So you've bought that fancy new display you've been drooling over. With that high-quality audio system, you're looking forward to home-cinema nirvana. But something doesn't seem quite right; movies you view seem as if they've been poorly dubbed. So what's going on, and, perhaps more importantly, what can be done about it?
The problem is 'lip-sync' and it's down to the delay times imposed by the complex digital signal-processing now built into many displays. You won't notice it on the TV's audio system (manufacturers compensate for such delays internally) but it's certainly an issue with off-board kit, over which the display manufacturer obviously has no control.
An affordable solution is the rather nondescript-looking Digital Audio Delay from Scottish outfit JS Technology. Standard optical digital inputs and outputs connect to your source (DVD player, set-top box) and amplifier's bitstream input - this item makes no concession to the analogue world.

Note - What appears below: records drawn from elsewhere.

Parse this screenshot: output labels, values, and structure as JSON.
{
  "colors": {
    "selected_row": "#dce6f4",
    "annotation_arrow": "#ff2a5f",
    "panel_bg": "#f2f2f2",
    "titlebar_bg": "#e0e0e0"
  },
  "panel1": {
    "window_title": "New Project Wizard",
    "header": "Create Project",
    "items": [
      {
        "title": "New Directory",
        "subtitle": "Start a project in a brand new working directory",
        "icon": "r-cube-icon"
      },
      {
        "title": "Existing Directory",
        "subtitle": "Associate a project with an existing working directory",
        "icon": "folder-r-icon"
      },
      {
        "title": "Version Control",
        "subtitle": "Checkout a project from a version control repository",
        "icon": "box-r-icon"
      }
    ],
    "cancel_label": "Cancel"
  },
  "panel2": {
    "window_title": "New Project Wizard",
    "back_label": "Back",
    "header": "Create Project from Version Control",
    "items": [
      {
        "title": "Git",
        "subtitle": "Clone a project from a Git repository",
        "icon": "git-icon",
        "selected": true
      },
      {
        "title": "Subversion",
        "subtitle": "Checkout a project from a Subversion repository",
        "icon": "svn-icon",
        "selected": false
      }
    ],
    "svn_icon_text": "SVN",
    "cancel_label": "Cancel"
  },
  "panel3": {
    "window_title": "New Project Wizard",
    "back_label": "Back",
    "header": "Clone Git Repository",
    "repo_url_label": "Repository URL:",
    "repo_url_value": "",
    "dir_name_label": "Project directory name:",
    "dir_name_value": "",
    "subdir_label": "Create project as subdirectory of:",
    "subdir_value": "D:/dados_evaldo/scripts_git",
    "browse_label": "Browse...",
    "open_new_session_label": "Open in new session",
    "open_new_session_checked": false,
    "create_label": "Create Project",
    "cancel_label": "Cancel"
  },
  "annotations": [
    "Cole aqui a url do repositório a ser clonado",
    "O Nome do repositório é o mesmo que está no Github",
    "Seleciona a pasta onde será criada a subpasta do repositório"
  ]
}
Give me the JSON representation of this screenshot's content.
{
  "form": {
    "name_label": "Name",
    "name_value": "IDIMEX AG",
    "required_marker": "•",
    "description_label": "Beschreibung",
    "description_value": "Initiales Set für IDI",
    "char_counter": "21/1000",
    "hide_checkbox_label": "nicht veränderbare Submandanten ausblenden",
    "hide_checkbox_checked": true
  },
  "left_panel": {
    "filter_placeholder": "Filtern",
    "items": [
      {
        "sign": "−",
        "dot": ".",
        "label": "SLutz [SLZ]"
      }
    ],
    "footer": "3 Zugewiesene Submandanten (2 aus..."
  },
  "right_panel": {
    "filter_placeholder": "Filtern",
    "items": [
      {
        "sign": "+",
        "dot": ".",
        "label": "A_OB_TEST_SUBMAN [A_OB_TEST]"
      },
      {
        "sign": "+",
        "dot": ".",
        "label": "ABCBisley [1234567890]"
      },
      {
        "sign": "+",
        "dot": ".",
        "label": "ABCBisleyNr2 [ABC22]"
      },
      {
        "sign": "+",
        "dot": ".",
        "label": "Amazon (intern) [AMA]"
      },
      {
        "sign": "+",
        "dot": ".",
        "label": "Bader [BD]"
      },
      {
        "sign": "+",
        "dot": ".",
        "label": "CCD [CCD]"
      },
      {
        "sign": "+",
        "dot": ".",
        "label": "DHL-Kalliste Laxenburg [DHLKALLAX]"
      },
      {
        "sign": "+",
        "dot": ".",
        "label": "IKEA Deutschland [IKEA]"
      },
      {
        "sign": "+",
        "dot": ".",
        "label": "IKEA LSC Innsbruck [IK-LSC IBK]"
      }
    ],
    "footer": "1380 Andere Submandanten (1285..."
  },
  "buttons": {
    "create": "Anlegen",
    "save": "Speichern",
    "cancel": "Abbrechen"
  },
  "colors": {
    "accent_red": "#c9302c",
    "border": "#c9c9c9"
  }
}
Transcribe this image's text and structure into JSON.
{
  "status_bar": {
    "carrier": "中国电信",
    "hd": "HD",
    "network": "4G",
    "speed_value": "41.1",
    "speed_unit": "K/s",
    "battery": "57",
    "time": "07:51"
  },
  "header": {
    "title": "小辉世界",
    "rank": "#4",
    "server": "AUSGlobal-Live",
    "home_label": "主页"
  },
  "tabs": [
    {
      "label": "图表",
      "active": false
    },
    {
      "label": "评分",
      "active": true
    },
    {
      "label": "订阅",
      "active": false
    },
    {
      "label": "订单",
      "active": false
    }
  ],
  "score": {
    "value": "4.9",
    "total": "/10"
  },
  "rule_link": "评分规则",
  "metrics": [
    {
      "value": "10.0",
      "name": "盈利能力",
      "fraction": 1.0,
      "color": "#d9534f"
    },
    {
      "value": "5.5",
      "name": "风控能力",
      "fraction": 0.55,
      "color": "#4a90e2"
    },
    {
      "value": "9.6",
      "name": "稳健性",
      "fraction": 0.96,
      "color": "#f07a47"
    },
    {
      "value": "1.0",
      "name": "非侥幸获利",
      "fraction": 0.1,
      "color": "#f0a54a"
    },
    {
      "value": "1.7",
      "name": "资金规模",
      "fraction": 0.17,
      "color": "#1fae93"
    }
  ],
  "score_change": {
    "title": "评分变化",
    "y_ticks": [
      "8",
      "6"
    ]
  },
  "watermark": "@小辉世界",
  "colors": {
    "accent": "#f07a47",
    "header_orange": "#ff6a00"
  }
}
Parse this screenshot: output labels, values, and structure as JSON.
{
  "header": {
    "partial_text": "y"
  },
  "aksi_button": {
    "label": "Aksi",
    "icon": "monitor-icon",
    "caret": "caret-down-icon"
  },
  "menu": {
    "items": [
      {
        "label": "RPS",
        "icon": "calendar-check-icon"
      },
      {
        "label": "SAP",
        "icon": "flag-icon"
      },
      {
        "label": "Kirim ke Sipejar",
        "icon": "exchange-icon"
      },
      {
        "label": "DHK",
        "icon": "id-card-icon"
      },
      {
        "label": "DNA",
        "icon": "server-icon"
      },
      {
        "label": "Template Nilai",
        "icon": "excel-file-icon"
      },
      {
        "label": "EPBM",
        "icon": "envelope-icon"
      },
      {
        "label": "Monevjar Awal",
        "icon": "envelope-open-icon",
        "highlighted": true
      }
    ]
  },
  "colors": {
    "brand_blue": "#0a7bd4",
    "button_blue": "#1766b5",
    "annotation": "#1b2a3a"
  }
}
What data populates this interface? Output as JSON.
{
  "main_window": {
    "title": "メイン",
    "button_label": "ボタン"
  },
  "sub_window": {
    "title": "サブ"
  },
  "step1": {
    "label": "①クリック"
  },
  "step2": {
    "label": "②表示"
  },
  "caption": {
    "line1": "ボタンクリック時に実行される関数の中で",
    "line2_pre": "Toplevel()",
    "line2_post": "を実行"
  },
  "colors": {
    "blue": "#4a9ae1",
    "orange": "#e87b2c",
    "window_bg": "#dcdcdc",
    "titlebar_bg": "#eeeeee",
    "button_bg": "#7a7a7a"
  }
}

A pair of buttons increase or decrease the delay time in 5ms increments - the maximum is an ample 340ms - and are adjusted until lip-sync is restored. The current display time is shown on a LCD panel, which also identifies the incoming signal's sampling rate.
The box is compatible with all common digital soundtracks and works extremely well with no deterioration of the audio signal. Both 44.1 (CD) and 48kHz (digital TV/DVD) sample rates are supported. As it stands, delay must be adjusted while watching TV or movies - it's easier if you have the Digital Video Essentials DVD. JS Technology might want to include something similar in the future, or put up a disc image on its website.